> **WHAT YOU SHOULD DO**
The reply should consist of every entry, repeated exactly.

(Items from a data source)
————

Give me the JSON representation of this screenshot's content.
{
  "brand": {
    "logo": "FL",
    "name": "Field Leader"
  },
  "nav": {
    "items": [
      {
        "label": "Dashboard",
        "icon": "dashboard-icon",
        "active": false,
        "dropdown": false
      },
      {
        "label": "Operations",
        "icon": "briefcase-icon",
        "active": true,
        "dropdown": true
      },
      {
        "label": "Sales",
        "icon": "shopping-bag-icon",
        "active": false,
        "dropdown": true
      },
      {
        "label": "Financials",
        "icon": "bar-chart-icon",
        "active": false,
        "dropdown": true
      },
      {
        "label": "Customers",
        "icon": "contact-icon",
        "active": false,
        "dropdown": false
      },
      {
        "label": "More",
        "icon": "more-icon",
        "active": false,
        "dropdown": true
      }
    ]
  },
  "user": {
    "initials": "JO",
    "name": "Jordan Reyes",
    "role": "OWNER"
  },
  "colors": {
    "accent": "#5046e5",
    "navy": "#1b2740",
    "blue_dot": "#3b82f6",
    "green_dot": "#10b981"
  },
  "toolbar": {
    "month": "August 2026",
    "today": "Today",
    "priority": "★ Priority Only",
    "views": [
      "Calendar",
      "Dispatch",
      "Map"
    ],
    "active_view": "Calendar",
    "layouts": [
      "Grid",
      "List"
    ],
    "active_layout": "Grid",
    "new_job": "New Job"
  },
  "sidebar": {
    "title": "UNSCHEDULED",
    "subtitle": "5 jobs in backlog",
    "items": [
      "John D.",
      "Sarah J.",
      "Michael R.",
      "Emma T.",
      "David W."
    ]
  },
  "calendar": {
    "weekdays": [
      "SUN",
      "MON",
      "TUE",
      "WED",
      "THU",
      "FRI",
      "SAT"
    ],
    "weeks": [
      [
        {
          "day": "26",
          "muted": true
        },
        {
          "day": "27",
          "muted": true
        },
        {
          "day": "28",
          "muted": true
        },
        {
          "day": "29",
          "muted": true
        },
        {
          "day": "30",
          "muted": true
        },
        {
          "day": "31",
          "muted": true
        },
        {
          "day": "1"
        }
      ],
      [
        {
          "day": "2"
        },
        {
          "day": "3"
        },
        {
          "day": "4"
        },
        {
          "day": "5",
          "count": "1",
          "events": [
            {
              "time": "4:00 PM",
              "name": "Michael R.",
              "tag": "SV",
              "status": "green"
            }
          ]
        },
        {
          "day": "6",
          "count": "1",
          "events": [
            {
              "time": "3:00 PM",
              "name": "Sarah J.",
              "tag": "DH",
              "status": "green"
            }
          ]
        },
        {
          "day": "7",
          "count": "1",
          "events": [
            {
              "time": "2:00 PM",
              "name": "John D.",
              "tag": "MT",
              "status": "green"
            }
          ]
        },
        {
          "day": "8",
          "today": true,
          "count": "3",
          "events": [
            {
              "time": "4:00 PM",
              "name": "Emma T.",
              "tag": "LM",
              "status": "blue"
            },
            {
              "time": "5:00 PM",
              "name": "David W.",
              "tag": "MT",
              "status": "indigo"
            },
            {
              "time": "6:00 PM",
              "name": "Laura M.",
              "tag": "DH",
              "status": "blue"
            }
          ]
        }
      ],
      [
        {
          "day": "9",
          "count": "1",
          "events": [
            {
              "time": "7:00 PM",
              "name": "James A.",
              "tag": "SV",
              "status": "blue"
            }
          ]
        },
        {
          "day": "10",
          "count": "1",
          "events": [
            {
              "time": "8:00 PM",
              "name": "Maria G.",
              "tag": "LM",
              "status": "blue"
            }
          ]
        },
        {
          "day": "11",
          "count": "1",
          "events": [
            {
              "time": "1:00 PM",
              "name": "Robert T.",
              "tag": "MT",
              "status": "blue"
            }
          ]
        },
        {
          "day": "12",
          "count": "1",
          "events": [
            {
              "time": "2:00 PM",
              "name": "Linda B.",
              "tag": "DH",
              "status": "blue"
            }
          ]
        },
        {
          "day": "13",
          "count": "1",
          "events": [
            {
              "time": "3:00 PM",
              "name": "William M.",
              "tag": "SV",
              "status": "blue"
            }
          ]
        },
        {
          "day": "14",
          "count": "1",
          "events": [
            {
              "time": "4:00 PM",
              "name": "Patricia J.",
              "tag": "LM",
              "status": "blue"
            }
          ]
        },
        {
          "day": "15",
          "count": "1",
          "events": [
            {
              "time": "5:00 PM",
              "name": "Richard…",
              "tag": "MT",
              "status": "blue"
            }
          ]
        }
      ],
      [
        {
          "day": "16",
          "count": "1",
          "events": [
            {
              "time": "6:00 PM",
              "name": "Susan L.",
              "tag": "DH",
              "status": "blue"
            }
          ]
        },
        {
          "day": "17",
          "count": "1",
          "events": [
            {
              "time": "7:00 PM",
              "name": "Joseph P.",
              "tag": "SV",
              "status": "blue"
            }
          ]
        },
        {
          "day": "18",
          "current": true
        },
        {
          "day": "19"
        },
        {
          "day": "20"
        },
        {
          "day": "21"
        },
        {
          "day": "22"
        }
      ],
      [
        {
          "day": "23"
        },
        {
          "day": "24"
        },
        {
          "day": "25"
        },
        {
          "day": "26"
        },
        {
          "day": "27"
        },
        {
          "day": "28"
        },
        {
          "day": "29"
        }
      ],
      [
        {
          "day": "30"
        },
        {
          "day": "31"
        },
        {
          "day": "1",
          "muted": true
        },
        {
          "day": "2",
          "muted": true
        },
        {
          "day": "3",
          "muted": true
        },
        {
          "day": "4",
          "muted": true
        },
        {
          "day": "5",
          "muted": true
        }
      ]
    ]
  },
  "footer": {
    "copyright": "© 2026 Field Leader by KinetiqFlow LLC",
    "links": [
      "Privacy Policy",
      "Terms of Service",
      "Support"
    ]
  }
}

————

> **EXERCISE OUTPUT**
Give me the JSON representation of this screenshot's content.
{
  "brand": {
    "logo": "FL",
    "name": "Field Leader"
  },
  "nav": {
    "items": [
      {
        "label": "Dashboard",
        "icon": "dashboard-icon",
        "active": false,
        "dropdown": false
      },
      {
        "label": "Operations",
        "icon": "briefcase-icon",
        "active": true,
        "dropdown": true
      },
      {
        "label": "Sales",
        "icon": "shopping-bag-icon",
        "active": false,
        "dropdown": true
      },
      {
        "label": "Financials",
        "icon": "bar-chart-icon",
        "active": false,
        "dropdown": true
      },
      {
        "label": "Customers",
        "icon": "contact-icon",
        "active": false,
        "dropdown": false
      },
      {
        "label": "More",
        "icon": "more-icon",
        "active": false,
        "dropdown": true
      }
    ]
  },
  "user": {
    "initials": "JO",
    "name": "Jordan Reyes",
    "role": "OWNER"
  },
  "colors": {
    "accent": "#5046e5",
    "navy": "#1b2740",
    "blue_dot": "#3b82f6",
    "green_dot": "#10b981"
  },
  "toolbar": {
    "month": "August 2026",
    "today": "Today",
    "priority": "★ Priority Only",
    "views": [
      "Calendar",
      "Dispatch",
      "Map"
    ],
    "active_view": "Calendar",
    "layouts": [
      "Grid",
      "List"
    ],
    "active_layout": "Grid",
    "new_job": "New Job"
  },
  "sidebar": {
    "title": "UNSCHEDULED",
    "subtitle": "5 jobs in backlog",
    "items": [
      "John D.",
      "Sarah J.",
      "Michael R.",
      "Emma T.",
      "David W."
    ]
  },
  "calendar": {
    "weekdays": [
      "SUN",
      "MON",
      "TUE",
      "WED",
      "THU",
      "FRI",
      "SAT"
    ],
    "weeks": [
      [
        {
          "day": "26",
          "muted": true
        },
        {
          "day": "27",
          "muted": true
        },
        {
          "day": "28",
          "muted": true
        },
        {
          "day": "29",
          "muted": true
        },
        {
          "day": "30",
          "muted": true
        },
        {
          "day": "31",
          "muted": true
        },
        {
          "day": "1"
        }
      ],
      [
        {
          "day": "2"
        },
        {
          "day": "3"
        },
        {
          "day": "4"
        },
        {
          "day": "5",
          "count": "1",
          "events": [
            {
              "time": "4:00 PM",
              "name": "Michael R.",
              "tag": "SV",
              "status": "green"
            }
          ]
        },
        {
          "day": "6",
          "count": "1",
          "events": [
            {
              "time": "3:00 PM",
              "name": "Sarah J.",
              "tag": "DH",
              "status": "green"
            }
          ]
        },
        {
          "day": "7",
          "count": "1",
          "events": [
            {
              "time": "2:00 PM",
              "name": "John D.",
              "tag": "MT",
              "status": "green"
            }
          ]
        },
        {
          "day": "8",
          "today": true,
          "count": "3",
          "events": [
            {
              "time": "4:00 PM",
              "name": "Emma T.",
              "tag": "LM",
              "status": "blue"
            },
            {
              "time": "5:00 PM",
              "name": "David W.",
              "tag": "MT",
              "status": "indigo"
            },
            {
              "time": "6:00 PM",
              "name": "Laura M.",
              "tag": "DH",
              "status": "blue"
            }
          ]
        }
      ],
      [
        {
          "day": "9",
          "count": "1",
          "events": [
            {
              "time": "7:00 PM",
              "name": "James A.",
              "tag": "SV",
              "status": "blue"
            }
          ]
        },
        {
          "day": "10",
          "count": "1",
          "events": [
            {
              "time": "8:00 PM",
              "name": "Maria G.",
              "tag": "LM",
              "status": "blue"
            }
          ]
        },
        {
          "day": "11",
          "count": "1",
          "events": [
            {
              "time": "1:00 PM",
              "name": "Robert T.",
              "tag": "MT",
              "status": "blue"
            }
          ]
        },
        {
          "day": "12",
          "count": "1",
          "events": [
            {
              "time": "2:00 PM",
              "name": "Linda B.",
              "tag": "DH",
              "status": "blue"
            }
          ]
        },
        {
          "day": "13",
          "count": "1",
          "events": [
            {
              "time": "3:00 PM",
              "name": "William M.",
              "tag": "SV",
              "status": "blue"
            }
          ]
        },
        {
          "day": "14",
          "count": "1",
          "events": [
            {
              "time": "4:00 PM",
              "name": "Patricia J.",
              "tag": "LM",
              "status": "blue"
            }
          ]
        },
        {
          "day": "15",
          "count": "1",
          "events": [
            {
              "time": "5:00 PM",
              "name": "Richard…",
              "tag": "MT",
              "status": "blue"
            }
          ]
        }
      ],
      [
        {
          "day": "16",
          "count": "1",
          "events": [
            {
              "time": "6:00 PM",
              "name": "Susan L.",
              "tag": "DH",
              "status": "blue"
            }
          ]
        },
        {
          "day": "17",
          "count": "1",
          "events": [
            {
              "time": "7:00 PM",
              "name": "Joseph P.",
              "tag": "SV",
              "status": "blue"
            }
          ]
        },
        {
          "day": "18",
          "current": true
        },
        {
          "day": "19"
        },
        {
          "day": "20"
        },
        {
          "day": "21"
        },
        {
          "day": "22"
        }
      ],
      [
        {
          "day": "23"
        },
        {
          "day": "24"
        },
        {
          "day": "25"
        },
        {
          "day": "26"
        },
        {
          "day": "27"
        },
        {
          "day": "28"
        },
        {
          "day": "29"
        }
      ],
      [
        {
          "day": "30"
        },
        {
          "day": "31"
        },
        {
          "day": "1",
          "muted": true
        },
        {
          "day": "2",
          "muted": true
        },
        {
          "day": "3",
          "muted": true
        },
        {
          "day": "4",
          "muted": true
        },
        {
          "day": "5",
          "muted": true
        }
      ]
    ]
  },
  "footer": {
    "copyright": "© 2026 Field Leader by KinetiqFlow LLC",
    "links": [
      "Privacy Policy",
      "Terms of Service",
      "Support"
    ]
  }
}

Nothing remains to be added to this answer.